Mr. Butterfield for the defense then entered upon a long argument from a type-written brief, citing various cases to sustain his argument. He argued that all liability upon municipalities from detective highways and sidewalks came forma statute passed in 1879. He contended that this law did not make municipalities liable for damages in cases like one at bar. The decisions of the supreme court were also all against the contention of the plaintiff. He cited various decisions of the court in substantiation of his position. He claimed that if there be any liability attaching to anyone in cases like the one at bar, it would lie against the abutting property.

Friday night about 5 o'clock the case of Ratie E. Corey vs The City of Ann Arbor, was given to the jury. Immediately after the close of the arguments of the attorneys Judge Kinne charged the jury and sent the 12 good men and true to their room to wrestle with the question whether the city was responsible for the injury to Miss Corey. The jury was out less than half an hour, when word was sent in that a verdict had been reached.
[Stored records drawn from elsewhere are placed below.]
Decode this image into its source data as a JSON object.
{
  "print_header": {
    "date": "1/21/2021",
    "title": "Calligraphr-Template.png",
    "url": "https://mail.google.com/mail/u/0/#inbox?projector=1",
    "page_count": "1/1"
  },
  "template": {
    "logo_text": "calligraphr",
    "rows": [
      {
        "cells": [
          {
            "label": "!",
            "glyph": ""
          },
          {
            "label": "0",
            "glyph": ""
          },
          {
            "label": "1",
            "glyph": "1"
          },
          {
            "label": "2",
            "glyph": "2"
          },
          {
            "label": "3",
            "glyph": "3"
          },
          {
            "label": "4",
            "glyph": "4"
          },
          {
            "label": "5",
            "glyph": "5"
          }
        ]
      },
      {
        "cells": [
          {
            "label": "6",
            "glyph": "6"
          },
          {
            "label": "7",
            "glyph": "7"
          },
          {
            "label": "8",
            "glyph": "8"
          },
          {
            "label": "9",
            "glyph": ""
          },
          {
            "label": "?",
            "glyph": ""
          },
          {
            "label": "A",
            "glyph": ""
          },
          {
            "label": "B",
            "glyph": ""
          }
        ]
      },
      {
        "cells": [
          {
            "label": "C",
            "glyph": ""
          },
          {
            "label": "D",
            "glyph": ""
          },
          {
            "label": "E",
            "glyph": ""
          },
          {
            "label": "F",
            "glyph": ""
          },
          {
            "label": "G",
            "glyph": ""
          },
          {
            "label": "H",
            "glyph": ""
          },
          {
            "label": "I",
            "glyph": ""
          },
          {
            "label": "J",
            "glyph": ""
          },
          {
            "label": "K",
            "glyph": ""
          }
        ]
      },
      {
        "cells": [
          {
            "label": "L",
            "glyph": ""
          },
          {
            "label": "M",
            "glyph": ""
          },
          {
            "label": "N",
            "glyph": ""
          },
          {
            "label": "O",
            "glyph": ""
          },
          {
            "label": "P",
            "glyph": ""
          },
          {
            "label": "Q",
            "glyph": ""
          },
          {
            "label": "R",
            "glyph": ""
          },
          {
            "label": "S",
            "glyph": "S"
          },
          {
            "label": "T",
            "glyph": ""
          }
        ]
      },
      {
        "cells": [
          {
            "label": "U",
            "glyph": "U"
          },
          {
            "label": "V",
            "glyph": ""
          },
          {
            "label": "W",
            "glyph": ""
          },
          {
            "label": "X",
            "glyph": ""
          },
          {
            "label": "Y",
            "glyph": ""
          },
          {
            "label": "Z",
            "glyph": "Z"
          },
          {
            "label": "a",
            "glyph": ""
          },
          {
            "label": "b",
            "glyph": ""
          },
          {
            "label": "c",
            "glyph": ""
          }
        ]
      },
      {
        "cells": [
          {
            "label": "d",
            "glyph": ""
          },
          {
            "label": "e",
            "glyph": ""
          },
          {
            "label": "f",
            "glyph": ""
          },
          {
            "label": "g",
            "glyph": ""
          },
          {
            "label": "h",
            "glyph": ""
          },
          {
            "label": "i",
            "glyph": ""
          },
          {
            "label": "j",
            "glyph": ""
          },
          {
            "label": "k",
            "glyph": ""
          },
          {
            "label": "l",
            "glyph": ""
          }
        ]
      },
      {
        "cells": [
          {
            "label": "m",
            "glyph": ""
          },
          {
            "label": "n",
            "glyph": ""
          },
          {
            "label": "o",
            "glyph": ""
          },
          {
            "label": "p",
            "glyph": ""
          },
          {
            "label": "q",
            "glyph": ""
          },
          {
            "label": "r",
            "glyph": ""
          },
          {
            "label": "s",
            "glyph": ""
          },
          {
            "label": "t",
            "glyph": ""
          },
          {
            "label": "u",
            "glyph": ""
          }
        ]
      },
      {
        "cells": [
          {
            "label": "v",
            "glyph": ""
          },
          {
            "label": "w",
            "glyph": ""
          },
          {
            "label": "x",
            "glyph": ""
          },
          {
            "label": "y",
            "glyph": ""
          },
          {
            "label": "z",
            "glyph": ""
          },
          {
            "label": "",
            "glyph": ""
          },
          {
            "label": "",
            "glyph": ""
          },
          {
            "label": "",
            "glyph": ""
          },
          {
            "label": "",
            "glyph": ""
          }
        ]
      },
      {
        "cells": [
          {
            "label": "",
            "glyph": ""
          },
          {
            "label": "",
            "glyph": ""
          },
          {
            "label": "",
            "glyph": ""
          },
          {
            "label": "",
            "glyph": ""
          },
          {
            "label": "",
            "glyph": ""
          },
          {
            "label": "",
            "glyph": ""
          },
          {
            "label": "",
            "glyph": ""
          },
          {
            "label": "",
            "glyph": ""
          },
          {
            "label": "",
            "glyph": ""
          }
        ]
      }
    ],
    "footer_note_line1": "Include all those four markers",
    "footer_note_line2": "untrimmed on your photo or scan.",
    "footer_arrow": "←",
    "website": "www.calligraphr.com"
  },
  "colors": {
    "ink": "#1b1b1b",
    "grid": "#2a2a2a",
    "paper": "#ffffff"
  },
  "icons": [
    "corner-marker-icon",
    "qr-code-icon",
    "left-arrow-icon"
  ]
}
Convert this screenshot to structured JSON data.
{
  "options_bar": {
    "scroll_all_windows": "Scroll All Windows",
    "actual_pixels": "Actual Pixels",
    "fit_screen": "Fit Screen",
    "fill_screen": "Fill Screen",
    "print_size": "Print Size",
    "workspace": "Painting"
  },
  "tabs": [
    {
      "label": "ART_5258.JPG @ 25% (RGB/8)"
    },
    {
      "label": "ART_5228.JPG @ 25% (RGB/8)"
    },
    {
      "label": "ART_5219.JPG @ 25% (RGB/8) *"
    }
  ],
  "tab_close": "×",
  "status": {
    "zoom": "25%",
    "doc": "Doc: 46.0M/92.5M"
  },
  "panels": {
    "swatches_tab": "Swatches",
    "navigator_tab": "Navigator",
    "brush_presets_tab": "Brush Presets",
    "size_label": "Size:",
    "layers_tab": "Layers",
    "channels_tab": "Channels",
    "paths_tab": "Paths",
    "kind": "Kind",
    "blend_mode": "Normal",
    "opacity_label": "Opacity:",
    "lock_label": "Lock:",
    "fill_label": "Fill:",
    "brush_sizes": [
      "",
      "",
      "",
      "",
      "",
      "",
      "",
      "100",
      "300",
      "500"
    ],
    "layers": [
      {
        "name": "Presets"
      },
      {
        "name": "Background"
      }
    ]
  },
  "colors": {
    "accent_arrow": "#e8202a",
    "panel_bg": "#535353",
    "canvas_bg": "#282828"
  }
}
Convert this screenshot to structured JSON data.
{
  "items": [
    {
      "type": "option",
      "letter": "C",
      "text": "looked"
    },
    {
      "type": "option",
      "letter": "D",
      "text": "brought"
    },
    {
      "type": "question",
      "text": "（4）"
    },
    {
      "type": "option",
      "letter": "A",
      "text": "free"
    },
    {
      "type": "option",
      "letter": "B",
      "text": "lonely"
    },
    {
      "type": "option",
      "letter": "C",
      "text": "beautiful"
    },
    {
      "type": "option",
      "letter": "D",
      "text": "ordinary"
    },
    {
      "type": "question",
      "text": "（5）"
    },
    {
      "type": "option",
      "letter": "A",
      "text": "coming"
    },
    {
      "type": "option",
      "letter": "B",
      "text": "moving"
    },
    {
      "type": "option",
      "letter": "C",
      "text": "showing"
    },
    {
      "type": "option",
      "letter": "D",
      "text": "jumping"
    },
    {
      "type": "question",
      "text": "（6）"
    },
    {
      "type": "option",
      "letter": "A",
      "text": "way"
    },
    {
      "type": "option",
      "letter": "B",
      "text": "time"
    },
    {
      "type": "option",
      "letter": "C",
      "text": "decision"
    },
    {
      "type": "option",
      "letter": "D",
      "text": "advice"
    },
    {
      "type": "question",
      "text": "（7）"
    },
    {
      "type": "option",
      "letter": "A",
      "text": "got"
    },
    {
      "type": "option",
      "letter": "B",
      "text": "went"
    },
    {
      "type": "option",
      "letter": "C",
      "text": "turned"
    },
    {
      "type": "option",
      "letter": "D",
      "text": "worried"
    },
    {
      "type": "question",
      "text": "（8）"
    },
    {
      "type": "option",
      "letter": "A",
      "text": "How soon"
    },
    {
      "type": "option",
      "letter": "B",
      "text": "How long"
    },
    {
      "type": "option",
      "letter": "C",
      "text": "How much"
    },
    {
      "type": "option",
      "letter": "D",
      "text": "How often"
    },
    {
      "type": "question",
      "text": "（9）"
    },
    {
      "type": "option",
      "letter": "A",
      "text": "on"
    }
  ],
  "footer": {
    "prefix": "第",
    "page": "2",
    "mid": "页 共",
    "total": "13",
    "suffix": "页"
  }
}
The members then filed in and took their places and the foreman announced that they had agreed on a verdict of $5,000 for the plaintiff.

The verdict was not a surprise to most of those who had followed the case closely. It was felt that if the case reached the jury, the plaintiff would receive damages. Apparently the question involved was one of law and when the court decided the case should go to the jury a verdict against the city seemed certain. 

It is understood the case will be taken to the supreme court although no motion has as vet been made by the attorneys for the city.